(EXTRACTED RECORDS):
- - -

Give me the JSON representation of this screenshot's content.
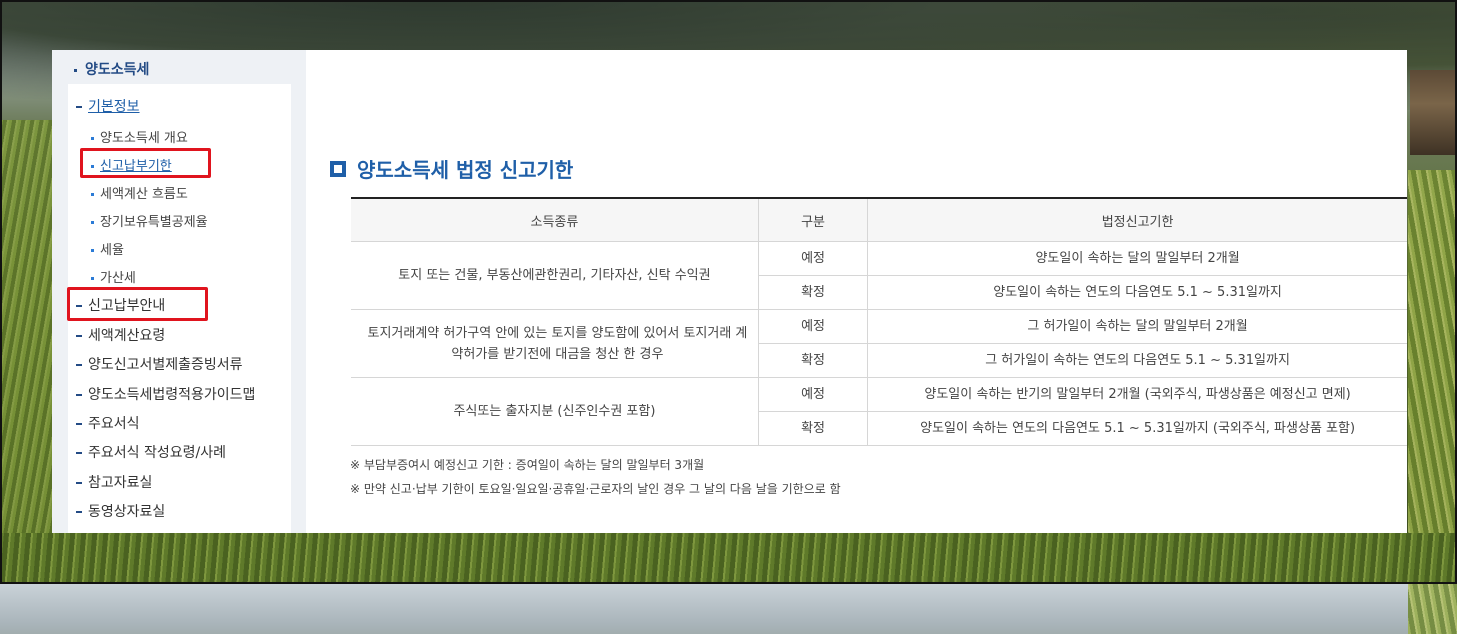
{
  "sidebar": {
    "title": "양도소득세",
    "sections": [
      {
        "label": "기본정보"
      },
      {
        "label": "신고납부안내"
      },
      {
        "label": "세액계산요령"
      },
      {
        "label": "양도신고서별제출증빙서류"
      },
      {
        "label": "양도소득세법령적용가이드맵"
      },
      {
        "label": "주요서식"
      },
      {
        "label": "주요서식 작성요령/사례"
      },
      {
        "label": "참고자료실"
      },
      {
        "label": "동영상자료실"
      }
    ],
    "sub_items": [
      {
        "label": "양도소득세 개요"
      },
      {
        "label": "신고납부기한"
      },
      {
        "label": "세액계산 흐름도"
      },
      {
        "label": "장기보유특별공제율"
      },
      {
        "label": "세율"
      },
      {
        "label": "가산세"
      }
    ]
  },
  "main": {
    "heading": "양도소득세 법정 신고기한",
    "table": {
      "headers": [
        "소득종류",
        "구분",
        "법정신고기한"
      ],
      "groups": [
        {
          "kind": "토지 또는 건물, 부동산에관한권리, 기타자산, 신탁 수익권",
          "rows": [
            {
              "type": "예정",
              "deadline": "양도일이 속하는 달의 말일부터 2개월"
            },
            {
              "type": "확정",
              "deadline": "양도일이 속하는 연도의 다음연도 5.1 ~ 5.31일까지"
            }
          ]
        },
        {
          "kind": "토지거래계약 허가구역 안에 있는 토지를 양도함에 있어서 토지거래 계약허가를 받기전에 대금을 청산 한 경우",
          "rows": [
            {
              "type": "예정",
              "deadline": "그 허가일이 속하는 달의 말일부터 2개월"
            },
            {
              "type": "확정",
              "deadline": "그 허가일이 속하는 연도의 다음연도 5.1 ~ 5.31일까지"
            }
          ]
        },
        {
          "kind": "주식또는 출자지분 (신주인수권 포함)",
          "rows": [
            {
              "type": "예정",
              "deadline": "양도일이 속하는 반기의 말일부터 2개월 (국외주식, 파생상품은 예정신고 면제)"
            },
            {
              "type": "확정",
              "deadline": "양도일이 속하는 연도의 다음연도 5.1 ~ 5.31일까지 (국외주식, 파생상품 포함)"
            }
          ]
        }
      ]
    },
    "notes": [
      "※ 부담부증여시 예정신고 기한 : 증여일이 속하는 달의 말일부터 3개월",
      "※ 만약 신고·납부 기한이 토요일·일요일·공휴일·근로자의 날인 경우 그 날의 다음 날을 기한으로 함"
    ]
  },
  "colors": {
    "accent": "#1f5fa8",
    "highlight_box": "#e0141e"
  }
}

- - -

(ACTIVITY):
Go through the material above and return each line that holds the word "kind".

(OUTPUT FOR THIS EXERCISE):
          "kind": "토지 또는 건물, 부동산에관한권리, 기타자산, 신탁 수익권",
          "kind": "토지거래계약 허가구역 안에 있는 토지를 양도함에 있어서 토지거래 계약허가를 받기전에 대금을 청산 한 경우",
          "kind": "주식또는 출자지분 (신주인수권 포함)",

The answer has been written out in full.